- WHAT THE EXERCISE ASKS
Down to the last line, repeat the entries exactly.

- EXERCISE DATA
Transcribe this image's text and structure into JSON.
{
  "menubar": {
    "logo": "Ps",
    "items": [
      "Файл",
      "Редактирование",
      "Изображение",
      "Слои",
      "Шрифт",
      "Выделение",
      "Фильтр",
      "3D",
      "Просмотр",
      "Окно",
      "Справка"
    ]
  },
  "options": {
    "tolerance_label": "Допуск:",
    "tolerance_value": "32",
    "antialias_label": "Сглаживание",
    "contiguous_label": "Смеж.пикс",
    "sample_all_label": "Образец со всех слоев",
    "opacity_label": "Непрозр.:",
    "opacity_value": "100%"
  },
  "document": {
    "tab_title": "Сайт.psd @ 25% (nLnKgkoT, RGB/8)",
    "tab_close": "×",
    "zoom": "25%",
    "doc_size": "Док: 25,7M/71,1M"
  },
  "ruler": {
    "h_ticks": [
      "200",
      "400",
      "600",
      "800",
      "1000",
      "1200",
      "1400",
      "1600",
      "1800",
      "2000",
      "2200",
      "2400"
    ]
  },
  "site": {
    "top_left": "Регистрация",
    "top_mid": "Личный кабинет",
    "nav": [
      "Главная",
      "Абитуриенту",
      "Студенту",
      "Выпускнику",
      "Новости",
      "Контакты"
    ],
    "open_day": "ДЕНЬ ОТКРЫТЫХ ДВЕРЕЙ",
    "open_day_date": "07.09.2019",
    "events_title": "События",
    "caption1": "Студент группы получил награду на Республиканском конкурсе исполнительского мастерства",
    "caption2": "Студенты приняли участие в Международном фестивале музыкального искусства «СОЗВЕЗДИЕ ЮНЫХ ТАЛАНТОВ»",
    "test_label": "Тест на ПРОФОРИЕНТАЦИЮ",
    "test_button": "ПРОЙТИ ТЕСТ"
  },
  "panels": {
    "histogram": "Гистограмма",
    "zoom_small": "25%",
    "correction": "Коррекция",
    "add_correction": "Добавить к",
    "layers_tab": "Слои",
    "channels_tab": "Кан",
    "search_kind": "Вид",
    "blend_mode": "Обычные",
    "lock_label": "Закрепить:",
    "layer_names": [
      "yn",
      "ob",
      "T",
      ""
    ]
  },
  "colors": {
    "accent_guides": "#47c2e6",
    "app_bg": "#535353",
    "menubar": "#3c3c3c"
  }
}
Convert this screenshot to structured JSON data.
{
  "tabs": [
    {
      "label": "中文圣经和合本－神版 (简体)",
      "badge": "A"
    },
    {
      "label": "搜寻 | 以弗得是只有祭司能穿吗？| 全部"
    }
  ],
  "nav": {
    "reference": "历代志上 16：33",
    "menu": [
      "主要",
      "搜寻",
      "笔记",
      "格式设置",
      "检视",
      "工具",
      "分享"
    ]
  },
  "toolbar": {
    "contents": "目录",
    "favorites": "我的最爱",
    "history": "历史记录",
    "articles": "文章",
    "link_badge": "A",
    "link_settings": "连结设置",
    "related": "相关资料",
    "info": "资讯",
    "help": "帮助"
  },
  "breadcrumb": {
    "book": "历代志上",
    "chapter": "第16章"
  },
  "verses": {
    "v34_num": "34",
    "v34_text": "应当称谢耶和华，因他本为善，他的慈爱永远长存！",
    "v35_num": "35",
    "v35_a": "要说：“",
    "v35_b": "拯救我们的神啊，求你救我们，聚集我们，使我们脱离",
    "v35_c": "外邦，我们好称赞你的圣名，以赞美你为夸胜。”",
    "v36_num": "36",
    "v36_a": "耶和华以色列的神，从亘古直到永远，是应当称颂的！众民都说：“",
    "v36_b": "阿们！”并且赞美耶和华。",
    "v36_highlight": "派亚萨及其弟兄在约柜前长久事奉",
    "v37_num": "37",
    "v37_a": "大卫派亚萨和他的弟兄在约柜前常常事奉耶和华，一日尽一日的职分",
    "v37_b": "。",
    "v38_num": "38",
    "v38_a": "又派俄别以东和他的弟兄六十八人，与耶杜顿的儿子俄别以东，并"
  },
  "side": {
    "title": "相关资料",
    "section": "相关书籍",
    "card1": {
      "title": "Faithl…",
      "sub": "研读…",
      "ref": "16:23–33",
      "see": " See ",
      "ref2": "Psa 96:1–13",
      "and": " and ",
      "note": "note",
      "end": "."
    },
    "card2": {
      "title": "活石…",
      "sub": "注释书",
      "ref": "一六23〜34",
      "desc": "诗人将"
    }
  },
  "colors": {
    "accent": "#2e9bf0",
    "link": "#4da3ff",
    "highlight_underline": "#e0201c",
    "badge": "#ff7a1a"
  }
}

- OUTPUT OF THE EXERCISE
Transcribe this image's text and structure into JSON.
{
  "menubar": {
    "logo": "Ps",
    "items": [
      "Файл",
      "Редактирование",
      "Изображение",
      "Слои",
      "Шрифт",
      "Выделение",
      "Фильтр",
      "3D",
      "Просмотр",
      "Окно",
      "Справка"
    ]
  },
  "options": {
    "tolerance_label": "Допуск:",
    "tolerance_value": "32",
    "antialias_label": "Сглаживание",
    "contiguous_label": "Смеж.пикс",
    "sample_all_label": "Образец со всех слоев",
    "opacity_label": "Непрозр.:",
    "opacity_value": "100%"
  },
  "document": {
    "tab_title": "Сайт.psd @ 25% (nLnKgkoT, RGB/8)",
    "tab_close": "×",
    "zoom": "25%",
    "doc_size": "Док: 25,7M/71,1M"
  },
  "ruler": {
    "h_ticks": [
      "200",
      "400",
      "600",
      "800",
      "1000",
      "1200",
      "1400",
      "1600",
      "1800",
      "2000",
      "2200",
      "2400"
    ]
  },
  "site": {
    "top_left": "Регистрация",
    "top_mid": "Личный кабинет",
    "nav": [
      "Главная",
      "Абитуриенту",
      "Студенту",
      "Выпускнику",
      "Новости",
      "Контакты"
    ],
    "open_day": "ДЕНЬ ОТКРЫТЫХ ДВЕРЕЙ",
    "open_day_date": "07.09.2019",
    "events_title": "События",
    "caption1": "Студент группы получил награду на Республиканском конкурсе исполнительского мастерства",
    "caption2": "Студенты приняли участие в Международном фестивале музыкального искусства «СОЗВЕЗДИЕ ЮНЫХ ТАЛАНТОВ»",
    "test_label": "Тест на ПРОФОРИЕНТАЦИЮ",
    "test_button": "ПРОЙТИ ТЕСТ"
  },
  "panels": {
    "histogram": "Гистограмма",
    "zoom_small": "25%",
    "correction": "Коррекция",
    "add_correction": "Добавить к",
    "layers_tab": "Слои",
    "channels_tab": "Кан",
    "search_kind": "Вид",
    "blend_mode": "Обычные",
    "lock_label": "Закрепить:",
    "layer_names": [
      "yn",
      "ob",
      "T",
      ""
    ]
  },
  "colors": {
    "accent_guides": "#47c2e6",
    "app_bg": "#535353",
    "menubar": "#3c3c3c"
  }
}
Convert this screenshot to structured JSON data.
{
  "tabs": [
    {
      "label": "中文圣经和合本－神版 (简体)",
      "badge": "A"
    },
    {
      "label": "搜寻 | 以弗得是只有祭司能穿吗？| 全部"
    }
  ],
  "nav": {
    "reference": "历代志上 16：33",
    "menu": [
      "主要",
      "搜寻",
      "笔记",
      "格式设置",
      "检视",
      "工具",
      "分享"
    ]
  },
  "toolbar": {
    "contents": "目录",
    "favorites": "我的最爱",
    "history": "历史记录",
    "articles": "文章",
    "link_badge": "A",
    "link_settings": "连结设置",
    "related": "相关资料",
    "info": "资讯",
    "help": "帮助"
  },
  "breadcrumb": {
    "book": "历代志上",
    "chapter": "第16章"
  },
  "verses": {
    "v34_num": "34",
    "v34_text": "应当称谢耶和华，因他本为善，他的慈爱永远长存！",
    "v35_num": "35",
    "v35_a": "要说：“",
    "v35_b": "拯救我们的神啊，求你救我们，聚集我们，使我们脱离",
    "v35_c": "外邦，我们好称赞你的圣名，以赞美你为夸胜。”",
    "v36_num": "36",
    "v36_a": "耶和华以色列的神，从亘古直到永远，是应当称颂的！众民都说：“",
    "v36_b": "阿们！”并且赞美耶和华。",
    "v36_highlight": "派亚萨及其弟兄在约柜前长久事奉",
    "v37_num": "37",
    "v37_a": "大卫派亚萨和他的弟兄在约柜前常常事奉耶和华，一日尽一日的职分",
    "v37_b": "。",
    "v38_num": "38",
    "v38_a": "又派俄别以东和他的弟兄六十八人，与耶杜顿的儿子俄别以东，并"
  },
  "side": {
    "title": "相关资料",
    "section": "相关书籍",
    "card1": {
      "title": "Faithl…",
      "sub": "研读…",
      "ref": "16:23–33",
      "see": " See ",
      "ref2": "Psa 96:1–13",
      "and": " and ",
      "note": "note",
      "end": "."
    },
    "card2": {
      "title": "活石…",
      "sub": "注释书",
      "ref": "一六23〜34",
      "desc": "诗人将"
    }
  },
  "colors": {
    "accent": "#2e9bf0",
    "link": "#4da3ff",
    "highlight_underline": "#e0201c",
    "badge": "#ff7a1a"
  }
}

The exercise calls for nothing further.